[[ Records to use open ]]

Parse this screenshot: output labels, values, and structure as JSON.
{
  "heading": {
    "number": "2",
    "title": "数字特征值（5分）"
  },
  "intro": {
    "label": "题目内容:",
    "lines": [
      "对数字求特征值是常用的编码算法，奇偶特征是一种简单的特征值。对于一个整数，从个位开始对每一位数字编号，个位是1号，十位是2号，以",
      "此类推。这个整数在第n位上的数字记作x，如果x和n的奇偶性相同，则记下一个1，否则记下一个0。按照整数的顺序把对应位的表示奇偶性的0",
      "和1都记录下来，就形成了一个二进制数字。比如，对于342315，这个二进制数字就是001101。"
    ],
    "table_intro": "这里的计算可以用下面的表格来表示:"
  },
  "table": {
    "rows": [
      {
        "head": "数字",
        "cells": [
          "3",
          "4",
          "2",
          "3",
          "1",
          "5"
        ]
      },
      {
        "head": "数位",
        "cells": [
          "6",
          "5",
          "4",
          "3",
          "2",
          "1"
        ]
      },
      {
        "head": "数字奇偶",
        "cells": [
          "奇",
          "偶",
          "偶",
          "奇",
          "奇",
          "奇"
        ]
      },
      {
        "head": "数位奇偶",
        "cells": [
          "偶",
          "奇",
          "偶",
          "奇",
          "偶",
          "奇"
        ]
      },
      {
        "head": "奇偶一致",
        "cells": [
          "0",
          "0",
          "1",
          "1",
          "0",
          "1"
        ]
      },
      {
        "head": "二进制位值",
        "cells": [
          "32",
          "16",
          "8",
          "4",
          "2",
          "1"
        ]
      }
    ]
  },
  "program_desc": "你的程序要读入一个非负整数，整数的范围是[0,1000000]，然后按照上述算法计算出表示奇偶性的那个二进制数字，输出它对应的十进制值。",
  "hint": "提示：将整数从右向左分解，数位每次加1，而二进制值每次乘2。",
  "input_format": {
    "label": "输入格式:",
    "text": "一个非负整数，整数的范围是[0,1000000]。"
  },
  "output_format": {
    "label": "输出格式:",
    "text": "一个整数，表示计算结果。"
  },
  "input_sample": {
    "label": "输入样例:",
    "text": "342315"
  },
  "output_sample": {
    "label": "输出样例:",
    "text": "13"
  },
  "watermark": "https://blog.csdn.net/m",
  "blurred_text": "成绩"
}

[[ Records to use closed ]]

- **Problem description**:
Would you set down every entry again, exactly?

- **Problem solution**:
Parse this screenshot: output labels, values, and structure as JSON.
{
  "heading": {
    "number": "2",
    "title": "数字特征值（5分）"
  },
  "intro": {
    "label": "题目内容:",
    "lines": [
      "对数字求特征值是常用的编码算法，奇偶特征是一种简单的特征值。对于一个整数，从个位开始对每一位数字编号，个位是1号，十位是2号，以",
      "此类推。这个整数在第n位上的数字记作x，如果x和n的奇偶性相同，则记下一个1，否则记下一个0。按照整数的顺序把对应位的表示奇偶性的0",
      "和1都记录下来，就形成了一个二进制数字。比如，对于342315，这个二进制数字就是001101。"
    ],
    "table_intro": "这里的计算可以用下面的表格来表示:"
  },
  "table": {
    "rows": [
      {
        "head": "数字",
        "cells": [
          "3",
          "4",
          "2",
          "3",
          "1",
          "5"
        ]
      },
      {
        "head": "数位",
        "cells": [
          "6",
          "5",
          "4",
          "3",
          "2",
          "1"
        ]
      },
      {
        "head": "数字奇偶",
        "cells": [
          "奇",
          "偶",
          "偶",
          "奇",
          "奇",
          "奇"
        ]
      },
      {
        "head": "数位奇偶",
        "cells": [
          "偶",
          "奇",
          "偶",
          "奇",
          "偶",
          "奇"
        ]
      },
      {
        "head": "奇偶一致",
        "cells": [
          "0",
          "0",
          "1",
          "1",
          "0",
          "1"
        ]
      },
      {
        "head": "二进制位值",
        "cells": [
          "32",
          "16",
          "8",
          "4",
          "2",
          "1"
        ]
      }
    ]
  },
  "program_desc": "你的程序要读入一个非负整数，整数的范围是[0,1000000]，然后按照上述算法计算出表示奇偶性的那个二进制数字，输出它对应的十进制值。",
  "hint": "提示：将整数从右向左分解，数位每次加1，而二进制值每次乘2。",
  "input_format": {
    "label": "输入格式:",
    "text": "一个非负整数，整数的范围是[0,1000000]。"
  },
  "output_format": {
    "label": "输出格式:",
    "text": "一个整数，表示计算结果。"
  },
  "input_sample": {
    "label": "输入样例:",
    "text": "342315"
  },
  "output_sample": {
    "label": "输出样例:",
    "text": "13"
  },
  "watermark": "https://blog.csdn.net/m",
  "blurred_text": "成绩"
}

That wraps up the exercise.